Every time you buy gasoline, you pay 18 cents a gallon in state excise tax. Three cents of that goes to local cities to pay for pothole fixes and other road repairs.
But Governor Schwarzenegger plans to seize that money to balance the state budget -- $750 million in each of the next two years.
The mayors of California's top 10 cities are angry, especially since they claim it was sneaked into the governor's budget at the last minute.
"And when they knew that the gas tax was a proposal and never mentioned it, hey, they are not dealing straight with us, and that I think, has to end," said Los Angeles Mayor Antonio Villaraigosa.
The mayors say they will have to ship money from their already broke treasuries like public safety to make out for the funding loss.
"And if we are talking about $10 million to our city or thereabout, you are talking about 100 sworn officers. That impacts public safety," said Sacramento Mayor Kevin Johnson.
The governor was already planning to borrow $2 billion in property tax money from locals. He admits raiding transportation money was a last-minute add, as revenues continue to drop day after day.
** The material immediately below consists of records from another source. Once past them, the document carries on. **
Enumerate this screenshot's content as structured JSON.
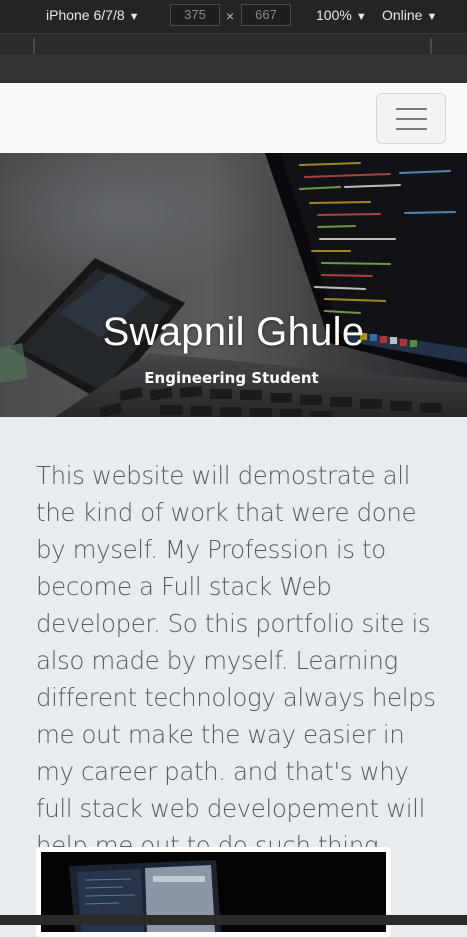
{
  "devtools": {
    "device": "iPhone 6/7/8",
    "width": "375",
    "height": "667",
    "times": "×",
    "zoom": "100%",
    "network": "Online",
    "caret": "▼"
  },
  "hero": {
    "title": "Swapnil Ghule",
    "subtitle": "Engineering Student"
  },
  "intro": {
    "text": "This website will demostrate all the kind of work that were done by myself. My Profession is to become a Full stack Web developer. So this portfolio site is also made by myself. Learning different technology always helps me out make the way easier in my career path. and that's why full stack web developement will help me out to do such thing."
  },
  "colors": {
    "page_bg": "#e9ecef",
    "navbar_bg": "#f8f9fa",
    "text": "#555b62",
    "devtools_bg": "#242424"
  },
  "icons": {
    "menu": "hamburger-icon"
  }
}
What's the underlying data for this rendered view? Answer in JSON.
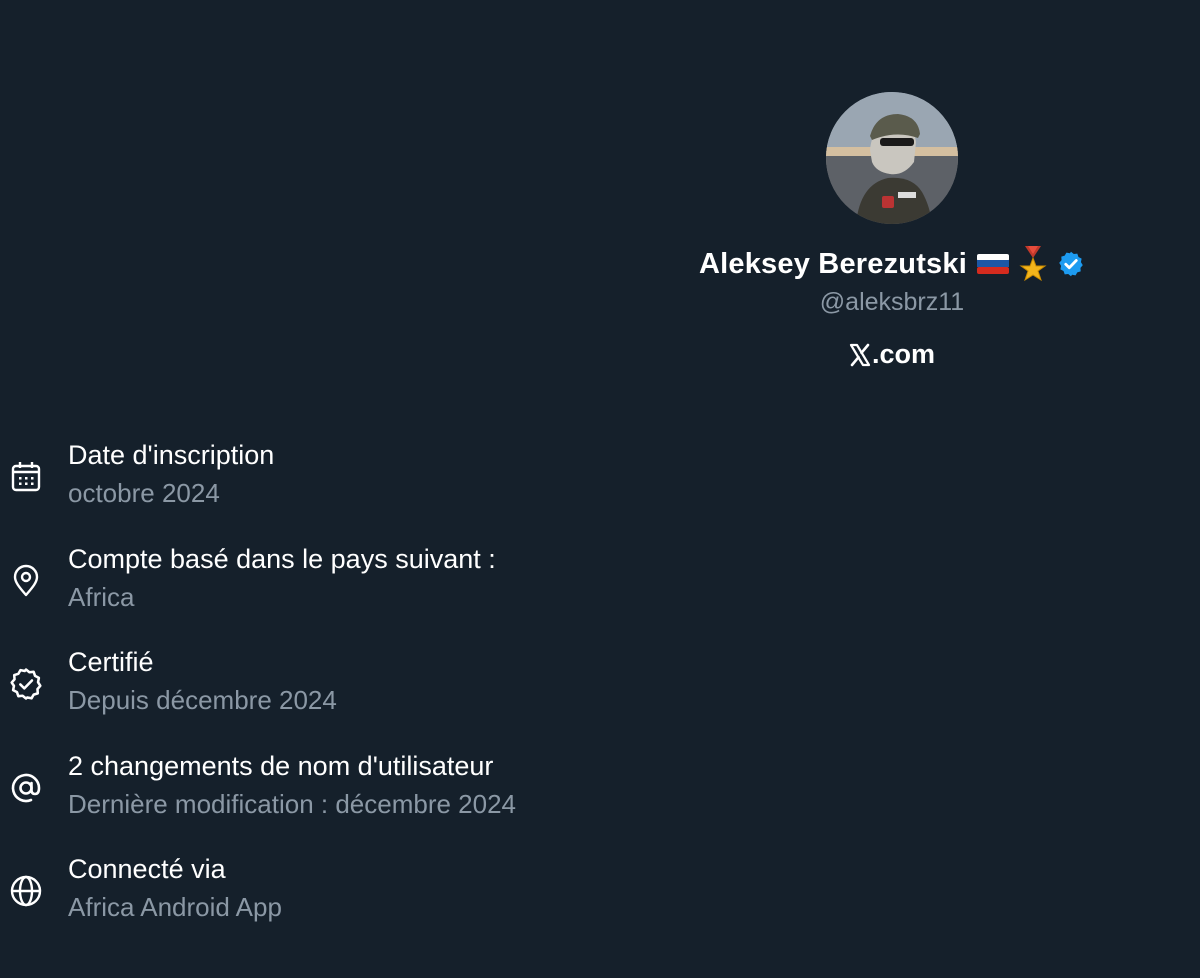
{
  "profile": {
    "display_name": "Aleksey Berezutski",
    "handle": "@aleksbrz11",
    "website_suffix": ".com",
    "badges": [
      "russian-flag-icon",
      "medal-icon",
      "verified-badge-icon"
    ],
    "verified_color": "#1d9bf0"
  },
  "info": [
    {
      "icon": "calendar-icon",
      "title": "Date d'inscription",
      "sub": "octobre 2024"
    },
    {
      "icon": "location-pin-icon",
      "title": "Compte basé dans le pays suivant :",
      "sub": "Africa"
    },
    {
      "icon": "verified-check-icon",
      "title": "Certifié",
      "sub": "Depuis décembre 2024"
    },
    {
      "icon": "at-sign-icon",
      "title": "2 changements de nom d'utilisateur",
      "sub": "Dernière modification : décembre 2024"
    },
    {
      "icon": "globe-icon",
      "title": "Connecté via",
      "sub": "Africa Android App"
    }
  ],
  "colors": {
    "background": "#15202b",
    "primary_text": "#ffffff",
    "secondary_text": "#8b98a5"
  }
}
"We have made it clear to them that we need every single dollar that is in my budget. And if the legislature has a better idea, they should come with a pencil and paper and show it to me," said the governor.
Most drivers seem very unhappy that their gas taxes are being taken away from sorely needed pothole repairs. California roads already rate as the most dilapidated in the country.
"The cities should stay intact. They are having a hard enough time as it is. Why should the state keep on trying to punish the cities? I don't understand that," said angry driver Alex Vellanoweth.
Unlike the borrowing of property taxes, the state does not have to pay back gas tax money to the cities.